Carrie Wynkoop: What are we eating ; I sadly don’t get to cook as much as I would like because I love to cook but when I do it’s almost always with my son because he’s a great cook and so it’s usually whatever he wants. B ut he’s a pretty adventurous eater so it could be anything from a roast chicken too. He loves to make cheesecake from scratch.
Jessica Altieri: Wow. Amazing.
Carrie Wynkoop: Yeah. So whatever he, he’s interested in at the moment. Jessica Altieri: And if you’re not drinking wine, what are you drinking Carrie Wynkoop: Gin; definitely.
Jessica Altieri: And would you rather have a private tour of the White House or Oprah’s house Carrie Wynkoop: Oh, Oprah’s house. Definitely.
Jessica Altieri: So cool. And if your house is on fire, besides family and animals, what do you grab on your way out?
Carrie Wynkoop: I have a journal that my grandmother wrote late in her life that really explained her entire life history and everything that happened to her during her lifetime. And so I would definitely grab that.
Jessica Altieri: Oh, that’s brilliant. And so I want to know what do you have coming up that you want people to really know about and where can they find all the information about everything you have going on.

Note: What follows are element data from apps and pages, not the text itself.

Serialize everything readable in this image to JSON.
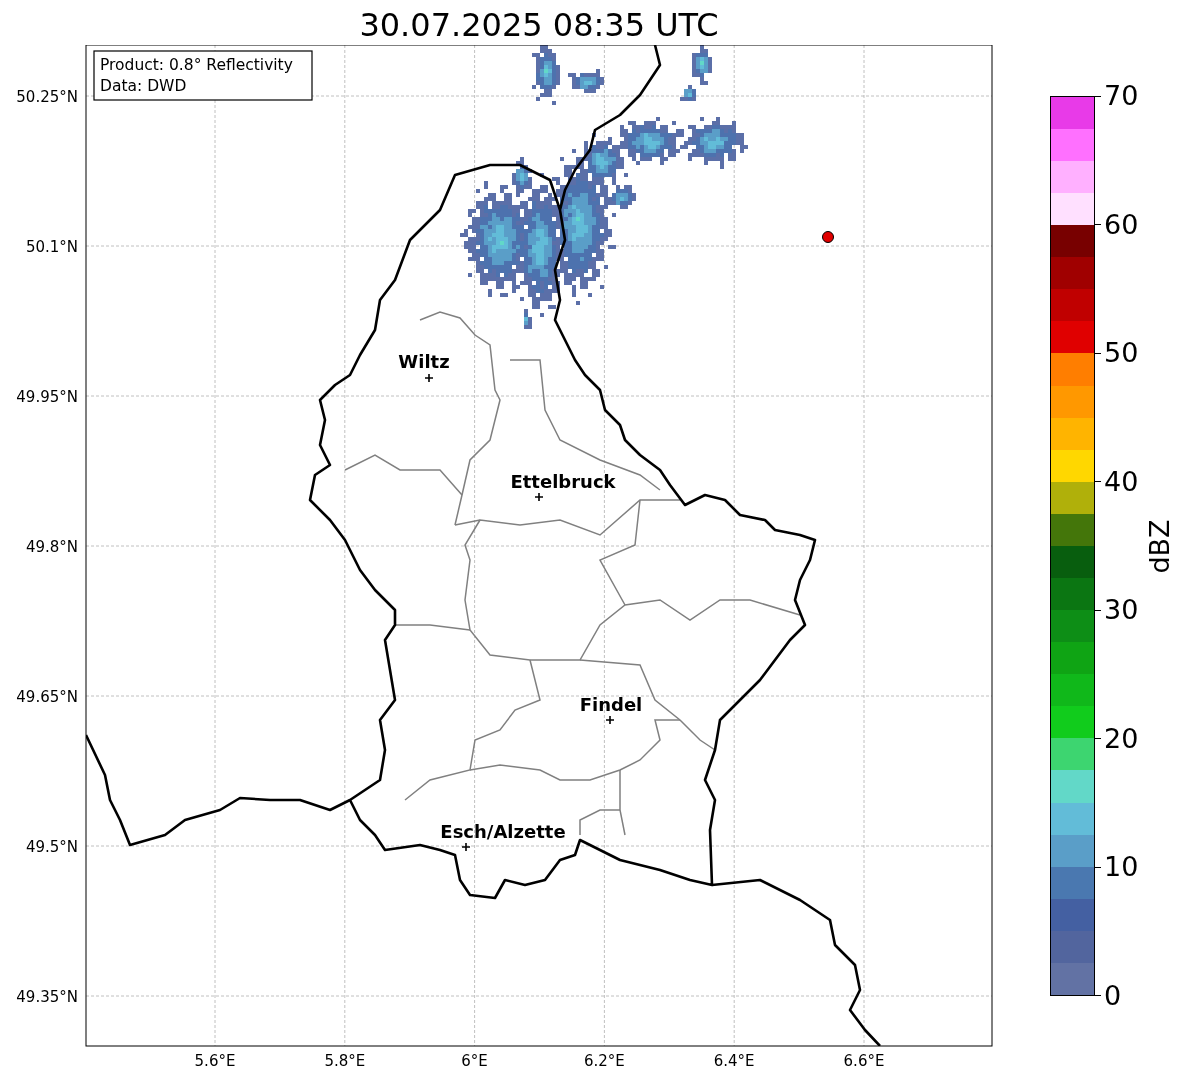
{
  "figure": {
    "title": "30.07.2025 08:35 UTC"
  },
  "map": {
    "info_box": [
      "Product: 0.8° Reflectivity",
      "Data: DWD"
    ],
    "lat_ticks": [
      "50.25°N",
      "50.1°N",
      "49.95°N",
      "49.8°N",
      "49.65°N",
      "49.5°N",
      "49.35°N"
    ],
    "lon_ticks": [
      "5.6°E",
      "5.8°E",
      "6°E",
      "6.2°E",
      "6.4°E",
      "6.6°E"
    ],
    "places": [
      {
        "name": "Wiltz"
      },
      {
        "name": "Ettelbruck"
      },
      {
        "name": "Findel"
      },
      {
        "name": "Esch/Alzette"
      }
    ]
  },
  "colorbar": {
    "label": "dBZ",
    "ticks": [
      "70",
      "60",
      "50",
      "40",
      "30",
      "20",
      "10",
      "0"
    ],
    "segments": [
      {
        "color": "#6272a4"
      },
      {
        "color": "#52659e"
      },
      {
        "color": "#4460a2"
      },
      {
        "color": "#4a78b0"
      },
      {
        "color": "#5a9ec8"
      },
      {
        "color": "#62bcd8"
      },
      {
        "color": "#62d8c8"
      },
      {
        "color": "#3dd570"
      },
      {
        "color": "#11cc1c"
      },
      {
        "color": "#10b81a"
      },
      {
        "color": "#0fa414"
      },
      {
        "color": "#0d8e16"
      },
      {
        "color": "#0b7612"
      },
      {
        "color": "#085e0e"
      },
      {
        "color": "#44760a"
      },
      {
        "color": "#b0b00a"
      },
      {
        "color": "#ffd700"
      },
      {
        "color": "#ffb400"
      },
      {
        "color": "#ff9800"
      },
      {
        "color": "#ff7e00"
      },
      {
        "color": "#e00000"
      },
      {
        "color": "#c00000"
      },
      {
        "color": "#a00000"
      },
      {
        "color": "#780000"
      },
      {
        "color": "#ffe0ff"
      },
      {
        "color": "#ffb0ff"
      },
      {
        "color": "#ff70ff"
      },
      {
        "color": "#e83ae8"
      }
    ]
  }
}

Carrie Wynkoop: Yeah. I actually have a sneak peek for you of something that we’re getting ready to launch in the next week. We are launching a member benefits card called the “Explore 503 Pack” and it’s a benefits card for all of our members where they will get discounts at all of our winery partners across the state. An and it could be anything from tastings to cheese plates to discounted shipping and all of our members will get this card and it’s a great opportunity for both our members to get benefits but also for our winery partners to get folks to come out and visit them and explore their tasting room. So this is going to be an awesome new benefit for our members
Jessica Altieri: And people can find information about signing up for that r ight on your website as well.
Carrie Wynkoop: Yep. Cellar503.com is where you can sign up for the club and it’ll take you through all the various options and we’ll be having information about our Explore 503 card here in the next week.
Jessica Altieri: Oh, wonderful. And on a closing note, I always ask if you could pick one person to share a glass of wine with whom would it be with and what would you be sipping?
Carrie Wynkoop: I would love to have a glass of wine with Dorothy Gaiter and John Brecher, who were the folks who originally started the Wall Street Journal wine column. They’re so fascinating to me and their writing style is so lovely and they make wine so approachable and I would love to talk to them and really anything they wanted to drink would be great. I really have a passion for a champagne, so that would be wonderful.
Jessica Altieri: Oh, fantastic. Well thank you so much. You’ve been fabulous today. To recap today’s interview, my guest was the amazing Carrie Wynkoop owner of Cellar 503 a wine club featuring unique high quality affordable wines that represent the full range of great Oregon wine. And make sure to check out the Explore 503 pass that she mentioned today . And, as I always say wine is just a conversation waiting to happen. Thank you for being an amazing guest Carrie and for sharing a wine conversation with me today. Thanks so much for having me. It was great. Wonderful. Talk to you soon. Cheers.